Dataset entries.
◇ ◇ ◇
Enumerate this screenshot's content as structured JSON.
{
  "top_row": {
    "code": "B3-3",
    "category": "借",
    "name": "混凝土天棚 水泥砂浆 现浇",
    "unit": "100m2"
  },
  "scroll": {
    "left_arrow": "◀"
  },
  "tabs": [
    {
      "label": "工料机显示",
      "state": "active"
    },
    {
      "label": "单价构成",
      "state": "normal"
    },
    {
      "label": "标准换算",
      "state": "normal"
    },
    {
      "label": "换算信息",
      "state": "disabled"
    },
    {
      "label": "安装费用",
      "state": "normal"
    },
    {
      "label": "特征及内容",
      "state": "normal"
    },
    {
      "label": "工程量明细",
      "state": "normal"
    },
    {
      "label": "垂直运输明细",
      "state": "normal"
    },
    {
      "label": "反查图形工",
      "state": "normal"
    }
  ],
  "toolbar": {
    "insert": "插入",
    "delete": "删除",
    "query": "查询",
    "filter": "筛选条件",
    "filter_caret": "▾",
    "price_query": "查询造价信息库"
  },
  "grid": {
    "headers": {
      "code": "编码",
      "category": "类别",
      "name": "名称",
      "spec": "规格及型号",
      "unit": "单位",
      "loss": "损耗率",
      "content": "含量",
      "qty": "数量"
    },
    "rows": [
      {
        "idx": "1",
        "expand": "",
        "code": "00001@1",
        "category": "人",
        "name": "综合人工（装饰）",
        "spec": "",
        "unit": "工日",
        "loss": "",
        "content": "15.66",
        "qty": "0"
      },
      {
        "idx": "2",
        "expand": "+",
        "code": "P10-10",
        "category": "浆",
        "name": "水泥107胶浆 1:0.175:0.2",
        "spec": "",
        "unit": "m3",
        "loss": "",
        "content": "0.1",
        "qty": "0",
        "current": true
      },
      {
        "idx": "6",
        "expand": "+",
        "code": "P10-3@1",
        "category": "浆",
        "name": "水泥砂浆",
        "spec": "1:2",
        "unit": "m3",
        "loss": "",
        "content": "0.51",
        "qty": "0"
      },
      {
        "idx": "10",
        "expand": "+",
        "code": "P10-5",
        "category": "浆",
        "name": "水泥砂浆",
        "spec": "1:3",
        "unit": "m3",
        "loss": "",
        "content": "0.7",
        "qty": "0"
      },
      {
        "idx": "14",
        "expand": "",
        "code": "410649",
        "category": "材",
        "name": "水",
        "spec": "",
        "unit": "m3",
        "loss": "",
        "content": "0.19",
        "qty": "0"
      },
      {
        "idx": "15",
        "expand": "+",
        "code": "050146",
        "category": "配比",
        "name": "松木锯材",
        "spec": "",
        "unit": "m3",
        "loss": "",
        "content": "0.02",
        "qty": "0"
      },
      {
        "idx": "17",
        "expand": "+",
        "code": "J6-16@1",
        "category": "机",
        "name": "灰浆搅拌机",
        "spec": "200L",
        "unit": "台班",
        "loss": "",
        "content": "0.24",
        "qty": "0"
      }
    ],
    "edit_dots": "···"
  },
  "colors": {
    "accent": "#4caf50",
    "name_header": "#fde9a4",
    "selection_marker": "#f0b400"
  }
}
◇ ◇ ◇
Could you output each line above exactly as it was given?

Response.
Enumerate this screenshot's content as structured JSON.
{
  "top_row": {
    "code": "B3-3",
    "category": "借",
    "name": "混凝土天棚 水泥砂浆 现浇",
    "unit": "100m2"
  },
  "scroll": {
    "left_arrow": "◀"
  },
  "tabs": [
    {
      "label": "工料机显示",
      "state": "active"
    },
    {
      "label": "单价构成",
      "state": "normal"
    },
    {
      "label": "标准换算",
      "state": "normal"
    },
    {
      "label": "换算信息",
      "state": "disabled"
    },
    {
      "label": "安装费用",
      "state": "normal"
    },
    {
      "label": "特征及内容",
      "state": "normal"
    },
    {
      "label": "工程量明细",
      "state": "normal"
    },
    {
      "label": "垂直运输明细",
      "state": "normal"
    },
    {
      "label": "反查图形工",
      "state": "normal"
    }
  ],
  "toolbar": {
    "insert": "插入",
    "delete": "删除",
    "query": "查询",
    "filter": "筛选条件",
    "filter_caret": "▾",
    "price_query": "查询造价信息库"
  },
  "grid": {
    "headers": {
      "code": "编码",
      "category": "类别",
      "name": "名称",
      "spec": "规格及型号",
      "unit": "单位",
      "loss": "损耗率",
      "content": "含量",
      "qty": "数量"
    },
    "rows": [
      {
        "idx": "1",
        "expand": "",
        "code": "00001@1",
        "category": "人",
        "name": "综合人工（装饰）",
        "spec": "",
        "unit": "工日",
        "loss": "",
        "content": "15.66",
        "qty": "0"
      },
      {
        "idx": "2",
        "expand": "+",
        "code": "P10-10",
        "category": "浆",
        "name": "水泥107胶浆 1:0.175:0.2",
        "spec": "",
        "unit": "m3",
        "loss": "",
        "content": "0.1",
        "qty": "0",
        "current": true
      },
      {
        "idx": "6",
        "expand": "+",
        "code": "P10-3@1",
        "category": "浆",
        "name": "水泥砂浆",
        "spec": "1:2",
        "unit": "m3",
        "loss": "",
        "content": "0.51",
        "qty": "0"
      },
      {
        "idx": "10",
        "expand": "+",
        "code": "P10-5",
        "category": "浆",
        "name": "水泥砂浆",
        "spec": "1:3",
        "unit": "m3",
        "loss": "",
        "content": "0.7",
        "qty": "0"
      },
      {
        "idx": "14",
        "expand": "",
        "code": "410649",
        "category": "材",
        "name": "水",
        "spec": "",
        "unit": "m3",
        "loss": "",
        "content": "0.19",
        "qty": "0"
      },
      {
        "idx": "15",
        "expand": "+",
        "code": "050146",
        "category": "配比",
        "name": "松木锯材",
        "spec": "",
        "unit": "m3",
        "loss": "",
        "content": "0.02",
        "qty": "0"
      },
      {
        "idx": "17",
        "expand": "+",
        "code": "J6-16@1",
        "category": "机",
        "name": "灰浆搅拌机",
        "spec": "200L",
        "unit": "台班",
        "loss": "",
        "content": "0.24",
        "qty": "0"
      }
    ],
    "edit_dots": "···"
  },
  "colors": {
    "accent": "#4caf50",
    "name_header": "#fde9a4",
    "selection_marker": "#f0b400"
  }
}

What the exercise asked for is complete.